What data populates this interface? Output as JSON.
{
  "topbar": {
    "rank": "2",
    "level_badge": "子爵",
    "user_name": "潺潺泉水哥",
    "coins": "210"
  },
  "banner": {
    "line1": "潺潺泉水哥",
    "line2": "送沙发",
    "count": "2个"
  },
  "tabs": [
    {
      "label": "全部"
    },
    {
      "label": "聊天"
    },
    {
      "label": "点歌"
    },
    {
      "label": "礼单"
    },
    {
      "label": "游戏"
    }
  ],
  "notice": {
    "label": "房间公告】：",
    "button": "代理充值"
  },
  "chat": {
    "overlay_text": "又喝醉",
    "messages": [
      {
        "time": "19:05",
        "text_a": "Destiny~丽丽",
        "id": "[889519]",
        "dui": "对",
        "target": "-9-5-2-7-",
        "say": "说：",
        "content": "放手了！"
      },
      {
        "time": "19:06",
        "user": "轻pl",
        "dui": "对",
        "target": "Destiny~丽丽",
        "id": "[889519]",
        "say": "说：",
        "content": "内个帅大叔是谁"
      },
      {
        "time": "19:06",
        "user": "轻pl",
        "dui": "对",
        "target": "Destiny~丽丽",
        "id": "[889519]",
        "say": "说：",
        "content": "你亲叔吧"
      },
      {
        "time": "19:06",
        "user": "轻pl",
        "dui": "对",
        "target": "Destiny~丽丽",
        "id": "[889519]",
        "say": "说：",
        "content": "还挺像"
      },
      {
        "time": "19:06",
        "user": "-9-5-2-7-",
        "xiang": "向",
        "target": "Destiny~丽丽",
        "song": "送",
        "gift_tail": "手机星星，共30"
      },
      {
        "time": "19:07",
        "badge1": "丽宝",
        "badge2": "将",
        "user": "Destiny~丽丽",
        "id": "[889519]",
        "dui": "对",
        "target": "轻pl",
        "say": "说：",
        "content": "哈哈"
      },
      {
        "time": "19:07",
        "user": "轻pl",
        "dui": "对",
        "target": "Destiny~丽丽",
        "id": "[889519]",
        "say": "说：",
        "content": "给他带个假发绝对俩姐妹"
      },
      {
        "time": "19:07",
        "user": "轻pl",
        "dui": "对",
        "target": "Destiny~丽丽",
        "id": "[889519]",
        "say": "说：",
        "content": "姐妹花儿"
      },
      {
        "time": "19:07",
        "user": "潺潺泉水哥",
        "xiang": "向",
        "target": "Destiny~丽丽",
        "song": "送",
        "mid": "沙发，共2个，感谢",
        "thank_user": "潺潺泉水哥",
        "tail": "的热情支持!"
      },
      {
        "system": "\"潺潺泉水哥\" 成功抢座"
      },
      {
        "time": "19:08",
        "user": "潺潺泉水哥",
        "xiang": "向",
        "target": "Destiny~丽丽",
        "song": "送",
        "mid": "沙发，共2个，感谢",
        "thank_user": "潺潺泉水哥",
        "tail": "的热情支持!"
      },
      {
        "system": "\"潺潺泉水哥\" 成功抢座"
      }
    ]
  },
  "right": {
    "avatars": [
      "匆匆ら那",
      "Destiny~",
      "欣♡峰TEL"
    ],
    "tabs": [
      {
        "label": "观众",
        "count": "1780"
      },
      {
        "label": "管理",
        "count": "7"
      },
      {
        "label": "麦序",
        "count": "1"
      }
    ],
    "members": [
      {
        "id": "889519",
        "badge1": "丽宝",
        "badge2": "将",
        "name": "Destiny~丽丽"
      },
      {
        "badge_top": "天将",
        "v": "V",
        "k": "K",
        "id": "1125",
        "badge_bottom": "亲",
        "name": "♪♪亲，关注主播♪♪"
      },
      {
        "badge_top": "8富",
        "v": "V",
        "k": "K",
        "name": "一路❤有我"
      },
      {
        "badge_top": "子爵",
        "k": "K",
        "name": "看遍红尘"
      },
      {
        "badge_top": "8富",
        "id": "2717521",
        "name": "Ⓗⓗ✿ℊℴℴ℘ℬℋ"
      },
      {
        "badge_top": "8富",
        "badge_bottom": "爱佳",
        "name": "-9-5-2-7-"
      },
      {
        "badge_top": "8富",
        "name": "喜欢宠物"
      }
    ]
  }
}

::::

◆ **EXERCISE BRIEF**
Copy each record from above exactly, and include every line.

◆ **ANSWER TO THE EXERCISE**
What data populates this interface? Output as JSON.
{
  "topbar": {
    "rank": "2",
    "level_badge": "子爵",
    "user_name": "潺潺泉水哥",
    "coins": "210"
  },
  "banner": {
    "line1": "潺潺泉水哥",
    "line2": "送沙发",
    "count": "2个"
  },
  "tabs": [
    {
      "label": "全部"
    },
    {
      "label": "聊天"
    },
    {
      "label": "点歌"
    },
    {
      "label": "礼单"
    },
    {
      "label": "游戏"
    }
  ],
  "notice": {
    "label": "房间公告】：",
    "button": "代理充值"
  },
  "chat": {
    "overlay_text": "又喝醉",
    "messages": [
      {
        "time": "19:05",
        "text_a": "Destiny~丽丽",
        "id": "[889519]",
        "dui": "对",
        "target": "-9-5-2-7-",
        "say": "说：",
        "content": "放手了！"
      },
      {
        "time": "19:06",
        "user": "轻pl",
        "dui": "对",
        "target": "Destiny~丽丽",
        "id": "[889519]",
        "say": "说：",
        "content": "内个帅大叔是谁"
      },
      {
        "time": "19:06",
        "user": "轻pl",
        "dui": "对",
        "target": "Destiny~丽丽",
        "id": "[889519]",
        "say": "说：",
        "content": "你亲叔吧"
      },
      {
        "time": "19:06",
        "user": "轻pl",
        "dui": "对",
        "target": "Destiny~丽丽",
        "id": "[889519]",
        "say": "说：",
        "content": "还挺像"
      },
      {
        "time": "19:06",
        "user": "-9-5-2-7-",
        "xiang": "向",
        "target": "Destiny~丽丽",
        "song": "送",
        "gift_tail": "手机星星，共30"
      },
      {
        "time": "19:07",
        "badge1": "丽宝",
        "badge2": "将",
        "user": "Destiny~丽丽",
        "id": "[889519]",
        "dui": "对",
        "target": "轻pl",
        "say": "说：",
        "content": "哈哈"
      },
      {
        "time": "19:07",
        "user": "轻pl",
        "dui": "对",
        "target": "Destiny~丽丽",
        "id": "[889519]",
        "say": "说：",
        "content": "给他带个假发绝对俩姐妹"
      },
      {
        "time": "19:07",
        "user": "轻pl",
        "dui": "对",
        "target": "Destiny~丽丽",
        "id": "[889519]",
        "say": "说：",
        "content": "姐妹花儿"
      },
      {
        "time": "19:07",
        "user": "潺潺泉水哥",
        "xiang": "向",
        "target": "Destiny~丽丽",
        "song": "送",
        "mid": "沙发，共2个，感谢",
        "thank_user": "潺潺泉水哥",
        "tail": "的热情支持!"
      },
      {
        "system": "\"潺潺泉水哥\" 成功抢座"
      },
      {
        "time": "19:08",
        "user": "潺潺泉水哥",
        "xiang": "向",
        "target": "Destiny~丽丽",
        "song": "送",
        "mid": "沙发，共2个，感谢",
        "thank_user": "潺潺泉水哥",
        "tail": "的热情支持!"
      },
      {
        "system": "\"潺潺泉水哥\" 成功抢座"
      }
    ]
  },
  "right": {
    "avatars": [
      "匆匆ら那",
      "Destiny~",
      "欣♡峰TEL"
    ],
    "tabs": [
      {
        "label": "观众",
        "count": "1780"
      },
      {
        "label": "管理",
        "count": "7"
      },
      {
        "label": "麦序",
        "count": "1"
      }
    ],
    "members": [
      {
        "id": "889519",
        "badge1": "丽宝",
        "badge2": "将",
        "name": "Destiny~丽丽"
      },
      {
        "badge_top": "天将",
        "v": "V",
        "k": "K",
        "id": "1125",
        "badge_bottom": "亲",
        "name": "♪♪亲，关注主播♪♪"
      },
      {
        "badge_top": "8富",
        "v": "V",
        "k": "K",
        "name": "一路❤有我"
      },
      {
        "badge_top": "子爵",
        "k": "K",
        "name": "看遍红尘"
      },
      {
        "badge_top": "8富",
        "id": "2717521",
        "name": "Ⓗⓗ✿ℊℴℴ℘ℬℋ"
      },
      {
        "badge_top": "8富",
        "badge_bottom": "爱佳",
        "name": "-9-5-2-7-"
      },
      {
        "badge_top": "8富",
        "name": "喜欢宠物"
      }
    ]
  }
}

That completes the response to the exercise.